According to the official UT website regarding attendance policies, “regular attendance at all class meetings is expected. Instructors are responsible for implementing an attendance policy and must notify students of any special attendance requirements.”
Just as the website suggests, UT attendance policy is largely determined at the discretion of individual professors and colleges. However, without a regulatory body, students are left with varying attendance expectations. Some drive students to make detrimental health choices and are based on classist notions that all students have similar access to resources. To solve this, the University needs to establish a uniform attendance policy.
For example, the foreign language departments at UT are infamous for their strict policies regarding attendance. Last spring, I attended my Spanish classes with a fever of 104 degrees Fahrenheit for three days before going to the doctor. Just like many other students, I delayed going to the doctor because I was more worried about the repercussions of missing school than my own health. Once I was finally able to go to the doctor, I was diagnosed with the flu.
Even though I was potentially contagious, I still had to attend class. I sank down in my seat in the back corner of my Spanish class with a mask over my face. Despite being feverish and suffering from chills, body aches, fatigue and loss of appetite, I attended class. Although a doctor’s note allows students to possibly make up missed work — depending on the professor and assignment — doctor’s visits still count toward overall absences.
Students who go over the allotted three-class absences receive a deduction of two points from their overall class grade per additional missed class at the end of the semester.
Athletic training junior Alex McCord said she has also gone to class while sick because of strict attendance policies.
“I’ve literally gone to class sick before,” McCord said. “People feel like they have to go to class, so even when they’re sick, they still go.”
Forcing students to choose between getting well and attending class because of unforgiving attendance policies shows a blatant disregard for the well-being of students, both sick and otherwise.
The logic behind having attendance policies that force students to attend class even while ill is irrational; students who attend classes while sick facilitate the spread of sickness, which can lead to outbreaks in the student body.
But who is really affected when sickness begins to spread? While some people have health insurance and can afford to visit the doctor every time they are sick, what about the people without that same access to medical help? What about those who have insurance but cannot afford their copay?
Expecting that students bring in a doctor’s note every time they are sick, even if just for one day, highlights the cultural chasm between — and the privilege of — the people who propose these guidelines and those who must follow them. The reality is that many students are not able to afford visiting a doctor every time they are sick. They must act as their own doctors and nurses in the hope of getting better. If they are not doing better in a few days, then — and only then — do they go to the doctor.
Classism and racism work as instruments of one another. The classist assumptions made by certain policies, such as the attendance policy in question, reiterate problems of inclusivity on campus and work to reinforce hierarchical systems. These policies, though meant to increase student success, have the opposite effect on those who need the most help. It could be a mistake. Or, these rules could be a reflection of their writers. The exclusion could be because these rules were not written with certain groups of students in mind.

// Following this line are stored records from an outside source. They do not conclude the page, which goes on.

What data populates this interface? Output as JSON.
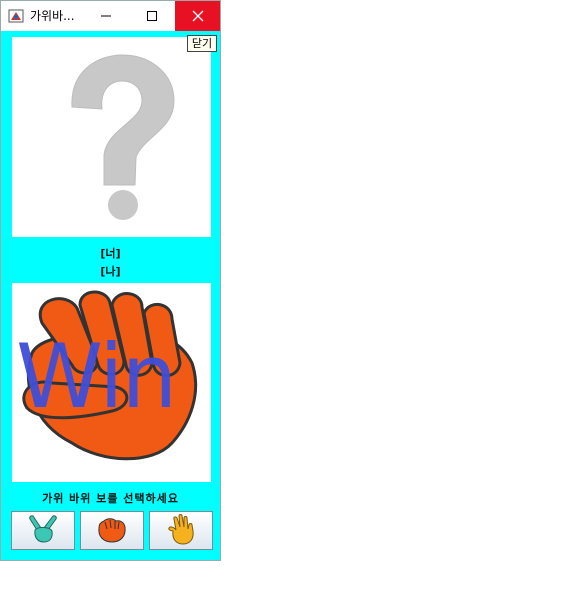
{
  "window": {
    "title": "가위바...",
    "close_tooltip_button": "닫기"
  },
  "labels": {
    "you": "[너]",
    "me": "[나]",
    "prompt": "가위 바위 보를 선택하세요"
  },
  "result": {
    "text": "Win"
  },
  "choices": [
    {
      "name": "scissors",
      "icon": "scissors-hand-icon"
    },
    {
      "name": "rock",
      "icon": "rock-fist-icon"
    },
    {
      "name": "paper",
      "icon": "paper-hand-icon"
    }
  ],
  "colors": {
    "background": "#00ffff",
    "close_button": "#e81123",
    "question_mark": "#c8c8c8",
    "fist": "#f05a14",
    "win_text": "#3f4fd8"
  }
}
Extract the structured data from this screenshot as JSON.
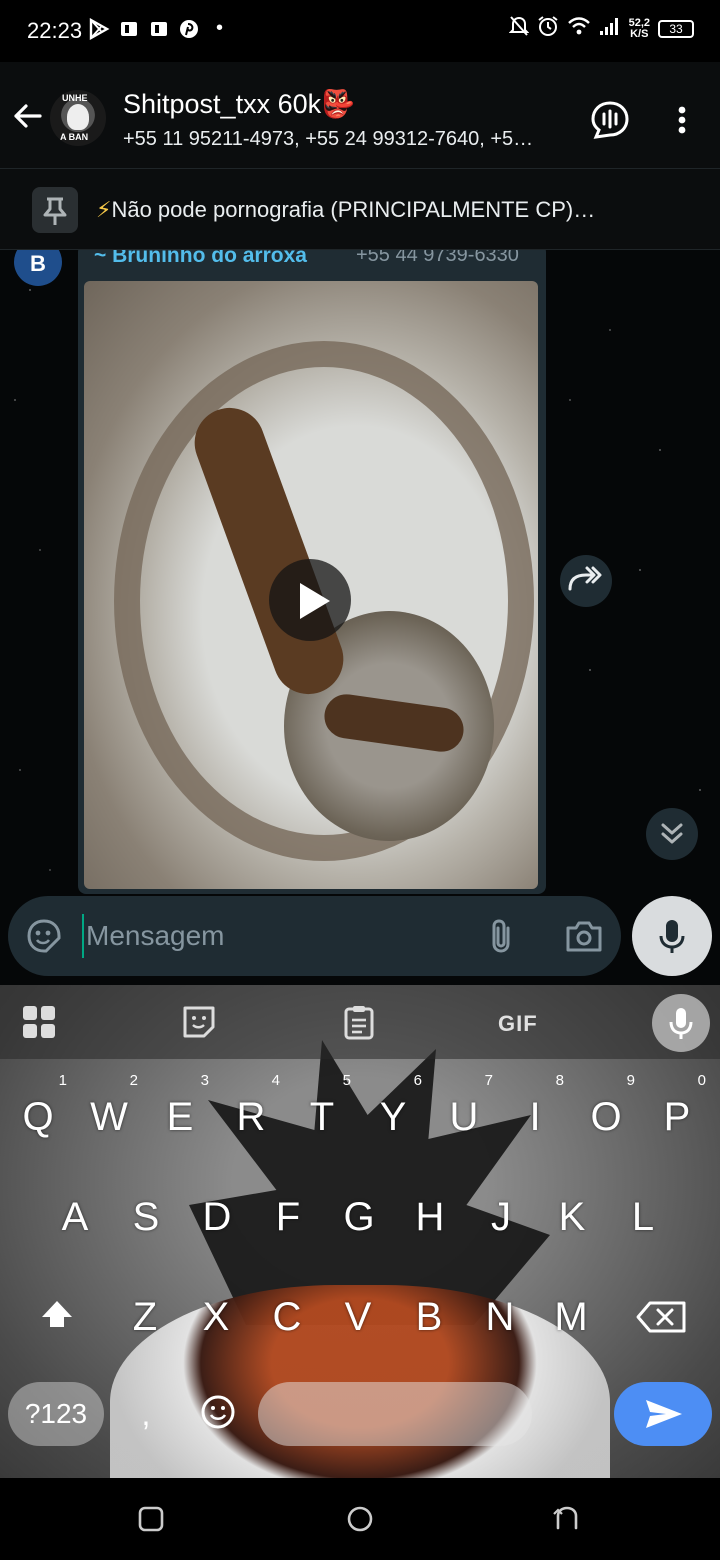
{
  "status_bar": {
    "time": "22:23",
    "net_speed_top": "52,2",
    "net_speed_bottom": "K/S",
    "battery": "33"
  },
  "header": {
    "group_name": "Shitpost_txx 60k👺",
    "members": "+55 11 95211-4973, +55 24 99312-7640, +5…",
    "avatar_lines": [
      "UNHE",
      "A BAN"
    ]
  },
  "pinned": {
    "bolt": "⚡",
    "text": "Não pode pornografia (PRINCIPALMENTE CP)…"
  },
  "message": {
    "avatar_letter": "B",
    "sender_name": "~ Bruninho do arroxa",
    "sender_phone": "+55 44 9739-6330"
  },
  "composer": {
    "placeholder": "Mensagem"
  },
  "keyboard": {
    "gif_label": "GIF",
    "row1": [
      {
        "key": "Q",
        "hint": "1"
      },
      {
        "key": "W",
        "hint": "2"
      },
      {
        "key": "E",
        "hint": "3"
      },
      {
        "key": "R",
        "hint": "4"
      },
      {
        "key": "T",
        "hint": "5"
      },
      {
        "key": "Y",
        "hint": "6"
      },
      {
        "key": "U",
        "hint": "7"
      },
      {
        "key": "I",
        "hint": "8"
      },
      {
        "key": "O",
        "hint": "9"
      },
      {
        "key": "P",
        "hint": "0"
      }
    ],
    "row2": [
      "A",
      "S",
      "D",
      "F",
      "G",
      "H",
      "J",
      "K",
      "L"
    ],
    "row3": [
      "Z",
      "X",
      "C",
      "V",
      "B",
      "N",
      "M"
    ],
    "symbols_label": "?123",
    "comma_label": ","
  },
  "colors": {
    "accent": "#00a884",
    "bubble": "#1f2c33",
    "sender_name": "#53bdeb",
    "send_key": "#4d8ef4"
  }
}
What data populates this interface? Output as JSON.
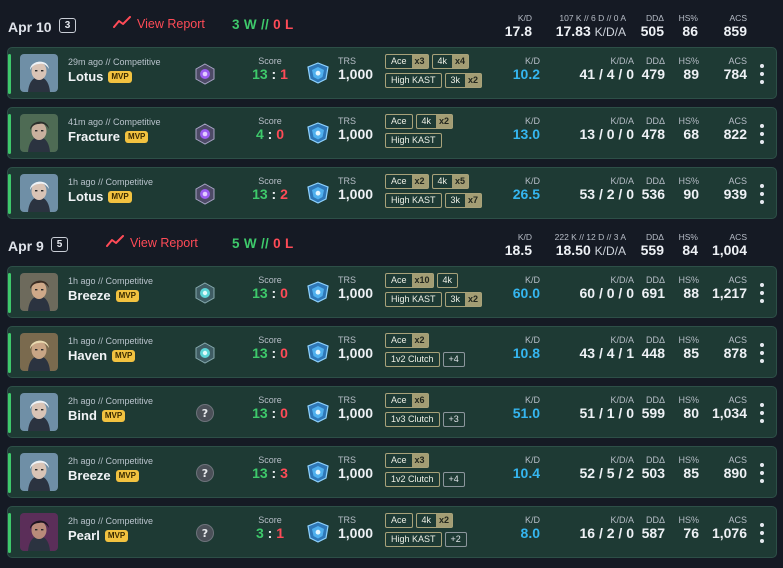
{
  "colors": {
    "win": "#3ec96b",
    "loss": "#ff4b57",
    "kd_highlight": "#35b6f0",
    "row_bg": "#1e3a34",
    "mvp": "#f2c240"
  },
  "days": [
    {
      "date": "Apr 10",
      "count": "3",
      "view_report": "View Report",
      "wins": "3 W",
      "sep": "//",
      "losses": "0 L",
      "summary": {
        "kd_label": "K/D",
        "kd": "17.8",
        "kda_label": "107 K // 6 D // 0 A",
        "kda": "17.83",
        "kda_unit": "K/D/A",
        "dd_label": "DDΔ",
        "dd": "505",
        "hs_label": "HS%",
        "hs": "86",
        "acs_label": "ACS",
        "acs": "859"
      },
      "matches": [
        {
          "meta": "29m ago // Competitive",
          "map": "Lotus",
          "mvp": "MVP",
          "agent": "jett",
          "rank_icon": "radiant-purple-icon",
          "score_label": "Score",
          "score_a": "13",
          "score_b": "1",
          "trs_label": "TRS",
          "trs": "1,000",
          "badges": [
            [
              {
                "label": "Ace",
                "mult": "x3"
              },
              {
                "label": "4k",
                "mult": "x4"
              }
            ],
            [
              {
                "label": "High KAST",
                "mult": ""
              },
              {
                "label": "3k",
                "mult": "x2"
              }
            ]
          ],
          "kd_label": "K/D",
          "kd": "10.2",
          "kda_label": "K/D/A",
          "kda": "41 / 4 / 0",
          "dd_label": "DDΔ",
          "dd": "479",
          "hs_label": "HS%",
          "hs": "89",
          "acs_label": "ACS",
          "acs": "784"
        },
        {
          "meta": "41m ago // Competitive",
          "map": "Fracture",
          "mvp": "MVP",
          "agent": "viper",
          "rank_icon": "radiant-purple-icon",
          "score_label": "Score",
          "score_a": "4",
          "score_b": "0",
          "trs_label": "TRS",
          "trs": "1,000",
          "badges": [
            [
              {
                "label": "Ace",
                "mult": ""
              },
              {
                "label": "4k",
                "mult": "x2"
              }
            ],
            [
              {
                "label": "High KAST",
                "mult": ""
              }
            ]
          ],
          "kd_label": "K/D",
          "kd": "13.0",
          "kda_label": "K/D/A",
          "kda": "13 / 0 / 0",
          "dd_label": "DDΔ",
          "dd": "478",
          "hs_label": "HS%",
          "hs": "68",
          "acs_label": "ACS",
          "acs": "822"
        },
        {
          "meta": "1h ago // Competitive",
          "map": "Lotus",
          "mvp": "MVP",
          "agent": "jett",
          "rank_icon": "radiant-purple-icon",
          "score_label": "Score",
          "score_a": "13",
          "score_b": "2",
          "trs_label": "TRS",
          "trs": "1,000",
          "badges": [
            [
              {
                "label": "Ace",
                "mult": "x2"
              },
              {
                "label": "4k",
                "mult": "x5"
              }
            ],
            [
              {
                "label": "High KAST",
                "mult": ""
              },
              {
                "label": "3k",
                "mult": "x7"
              }
            ]
          ],
          "kd_label": "K/D",
          "kd": "26.5",
          "kda_label": "K/D/A",
          "kda": "53 / 2 / 0",
          "dd_label": "DDΔ",
          "dd": "536",
          "hs_label": "HS%",
          "hs": "90",
          "acs_label": "ACS",
          "acs": "939"
        }
      ]
    },
    {
      "date": "Apr 9",
      "count": "5",
      "view_report": "View Report",
      "wins": "5 W",
      "sep": "//",
      "losses": "0 L",
      "summary": {
        "kd_label": "K/D",
        "kd": "18.5",
        "kda_label": "222 K // 12 D // 3 A",
        "kda": "18.50",
        "kda_unit": "K/D/A",
        "dd_label": "DDΔ",
        "dd": "559",
        "hs_label": "HS%",
        "hs": "84",
        "acs_label": "ACS",
        "acs": "1,004"
      },
      "matches": [
        {
          "meta": "1h ago // Competitive",
          "map": "Breeze",
          "mvp": "MVP",
          "agent": "chamber",
          "rank_icon": "immortal-teal-icon",
          "score_label": "Score",
          "score_a": "13",
          "score_b": "0",
          "trs_label": "TRS",
          "trs": "1,000",
          "badges": [
            [
              {
                "label": "Ace",
                "mult": "x10"
              },
              {
                "label": "4k",
                "mult": ""
              }
            ],
            [
              {
                "label": "High KAST",
                "mult": ""
              },
              {
                "label": "3k",
                "mult": "x2"
              }
            ]
          ],
          "kd_label": "K/D",
          "kd": "60.0",
          "kda_label": "K/D/A",
          "kda": "60 / 0 / 0",
          "dd_label": "DDΔ",
          "dd": "691",
          "hs_label": "HS%",
          "hs": "88",
          "acs_label": "ACS",
          "acs": "1,217"
        },
        {
          "meta": "1h ago // Competitive",
          "map": "Haven",
          "mvp": "MVP",
          "agent": "sova",
          "rank_icon": "immortal-teal-icon",
          "score_label": "Score",
          "score_a": "13",
          "score_b": "0",
          "trs_label": "TRS",
          "trs": "1,000",
          "badges": [
            [
              {
                "label": "Ace",
                "mult": "x2"
              }
            ],
            [
              {
                "label": "1v2 Clutch",
                "mult": ""
              },
              {
                "label": "+4",
                "mult": "",
                "more": true
              }
            ]
          ],
          "kd_label": "K/D",
          "kd": "10.8",
          "kda_label": "K/D/A",
          "kda": "43 / 4 / 1",
          "dd_label": "DDΔ",
          "dd": "448",
          "hs_label": "HS%",
          "hs": "85",
          "acs_label": "ACS",
          "acs": "878"
        },
        {
          "meta": "2h ago // Competitive",
          "map": "Bind",
          "mvp": "MVP",
          "agent": "jett",
          "rank_icon": "unknown-rank-icon",
          "score_label": "Score",
          "score_a": "13",
          "score_b": "0",
          "trs_label": "TRS",
          "trs": "1,000",
          "badges": [
            [
              {
                "label": "Ace",
                "mult": "x6"
              }
            ],
            [
              {
                "label": "1v3 Clutch",
                "mult": ""
              },
              {
                "label": "+3",
                "mult": "",
                "more": true
              }
            ]
          ],
          "kd_label": "K/D",
          "kd": "51.0",
          "kda_label": "K/D/A",
          "kda": "51 / 1 / 0",
          "dd_label": "DDΔ",
          "dd": "599",
          "hs_label": "HS%",
          "hs": "80",
          "acs_label": "ACS",
          "acs": "1,034"
        },
        {
          "meta": "2h ago // Competitive",
          "map": "Breeze",
          "mvp": "MVP",
          "agent": "jett",
          "rank_icon": "unknown-rank-icon",
          "score_label": "Score",
          "score_a": "13",
          "score_b": "3",
          "trs_label": "TRS",
          "trs": "1,000",
          "badges": [
            [
              {
                "label": "Ace",
                "mult": "x3"
              }
            ],
            [
              {
                "label": "1v2 Clutch",
                "mult": ""
              },
              {
                "label": "+4",
                "mult": "",
                "more": true
              }
            ]
          ],
          "kd_label": "K/D",
          "kd": "10.4",
          "kda_label": "K/D/A",
          "kda": "52 / 5 / 2",
          "dd_label": "DDΔ",
          "dd": "503",
          "hs_label": "HS%",
          "hs": "85",
          "acs_label": "ACS",
          "acs": "890"
        },
        {
          "meta": "2h ago // Competitive",
          "map": "Pearl",
          "mvp": "MVP",
          "agent": "reyna",
          "rank_icon": "unknown-rank-icon",
          "score_label": "Score",
          "score_a": "3",
          "score_b": "1",
          "trs_label": "TRS",
          "trs": "1,000",
          "badges": [
            [
              {
                "label": "Ace",
                "mult": ""
              },
              {
                "label": "4k",
                "mult": "x2"
              }
            ],
            [
              {
                "label": "High KAST",
                "mult": ""
              },
              {
                "label": "+2",
                "mult": "",
                "more": true
              }
            ]
          ],
          "kd_label": "K/D",
          "kd": "8.0",
          "kda_label": "K/D/A",
          "kda": "16 / 2 / 0",
          "dd_label": "DDΔ",
          "dd": "587",
          "hs_label": "HS%",
          "hs": "76",
          "acs_label": "ACS",
          "acs": "1,076"
        }
      ]
    }
  ]
}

It is time to rewrite attendance policies on campus. We must have attendance policies that support and uplift all students within the University.
Williams is an international business junior from Fort Worth.